Days: February 26, 8:30 am – 5:30 pm and February 27, 2018, 8:30 am – 4 pm.

Speakers includePaul AppelbaumBarbara BieseckerCeleste Condit,  James EvansRachel GrobJada HamiltonSteven HeineJosephine JohnstonEric JuengstMatthew LebowitzRuth OttmanErik ParensScott RobertsMaya SabatelloMildred SolomonChristopher Wade, and Allison Werner-Lin.

For the last quarter century, researchers have been asking whether genomic information might have negative psychosocial effects. Anxiety, depression, disrupted relationships, and heightened stigmatization have all been posited as possible outcomes—but not consistently found.  At this conference, we will ask what accounts for the discrepancy between these hypothesized outcomes and the effects that have been documented in empirical studies. Are we asking the right questions? Using the right tools? Looking in the right places? Or was the expectation of large, negative psychosocial impacts of genomic information overblown to begin with? Either way, where does research into the ethical and psychosocial implications of genomic medicine go from here?

The conference is free to attend, but registration is required.  Register by February 12th, 2018 and access the conference flyer.

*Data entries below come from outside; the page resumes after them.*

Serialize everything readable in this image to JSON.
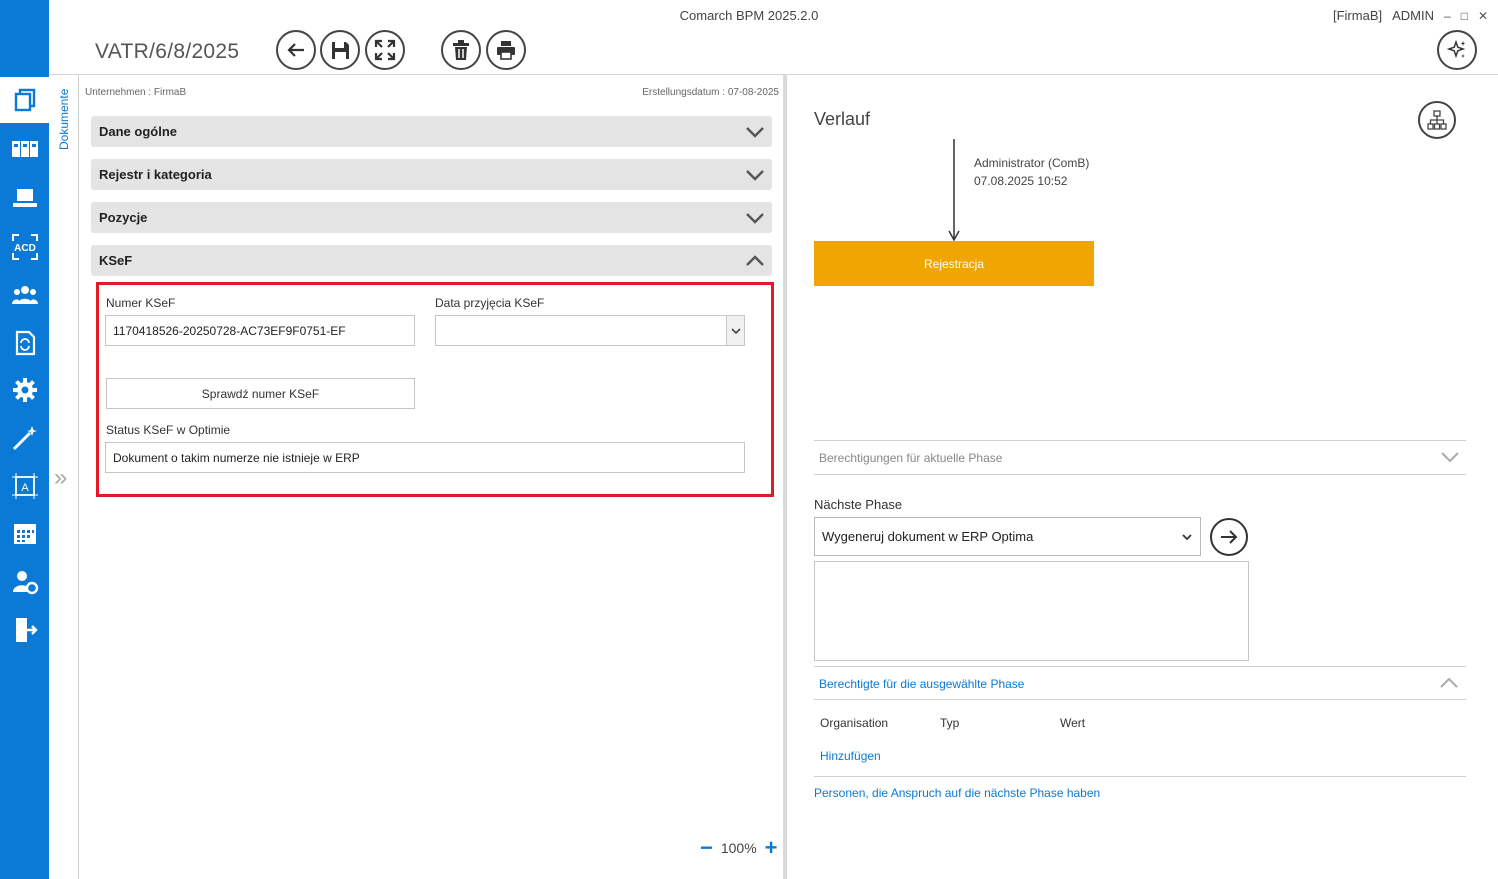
{
  "app": {
    "window_title": "Comarch BPM 2025.2.0",
    "company_tag": "[FirmaB]",
    "user": "ADMIN",
    "minimize": "–",
    "maximize": "□",
    "close": "✕"
  },
  "rail": {
    "items": [
      {
        "icon": "documents-icon"
      },
      {
        "icon": "binders-icon"
      },
      {
        "icon": "laptop-icon"
      },
      {
        "icon": "acd-scan-icon"
      },
      {
        "icon": "users-icon"
      },
      {
        "icon": "document-sync-icon"
      },
      {
        "icon": "gear-icon"
      },
      {
        "icon": "magic-wand-icon"
      },
      {
        "icon": "designer-icon"
      },
      {
        "icon": "calendar-icon"
      },
      {
        "icon": "user-settings-icon"
      },
      {
        "icon": "exit-icon"
      }
    ]
  },
  "toolbar": {
    "document_number": "VATR/6/8/2025",
    "buttons": [
      "back-icon",
      "save-icon",
      "fullscreen-icon",
      "delete-icon",
      "print-icon",
      "ai-sparkle-icon"
    ]
  },
  "side_tab": {
    "label": "Dokumente",
    "expand": "»"
  },
  "form": {
    "company_meta": "Unternehmen : FirmaB",
    "created_meta": "Erstellungsdatum : 07-08-2025",
    "sections": [
      {
        "title": "Dane ogólne",
        "expanded": false
      },
      {
        "title": "Rejestr i kategoria",
        "expanded": false
      },
      {
        "title": "Pozycje",
        "expanded": false
      },
      {
        "title": "KSeF",
        "expanded": true
      }
    ],
    "ksef": {
      "number_label": "Numer KSeF",
      "number_value": "1170418526-20250728-AC73EF9F0751-EF",
      "date_label": "Data przyjęcia KSeF",
      "date_value": "",
      "check_button": "Sprawdź numer KSeF",
      "status_label": "Status KSeF w Optimie",
      "status_value": "Dokument o takim numerze nie istnieje w ERP"
    },
    "zoom": {
      "minus": "−",
      "value": "100%",
      "plus": "+"
    }
  },
  "history": {
    "title": "Verlauf",
    "user": "Administrator (ComB)",
    "date": "07.08.2025 10:52",
    "phase": "Rejestracja",
    "phase_color": "#f0a500"
  },
  "permissions": {
    "current_phase": "Berechtigungen für aktuelle Phase",
    "next_phase_label": "Nächste Phase",
    "next_phase_value": "Wygeneruj dokument w ERP Optima",
    "selected_phase": "Berechtigte für die ausgewählte Phase",
    "columns": [
      "Organisation",
      "Typ",
      "Wert"
    ],
    "add_link": "Hinzufügen",
    "persons_link": "Personen, die Anspruch auf die nächste Phase haben"
  }
}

The conference organizers will offer stipends to cover travel and lodging for a limited number of early career scholars.  If you would like to be considered for this stipend, please indicate on your registration and include one paragraph explaining your work and interests in attending the conference.  Applications will be reviewed on a rolling basis before January 8th, 2018.

Hosted by the Center for Research on Ethical, Legal, and Social Implications of Psychiatric, Neurologic, and Behavioral Genetics, a collaborative project of Columbia University Medical Center and The Hastings Center.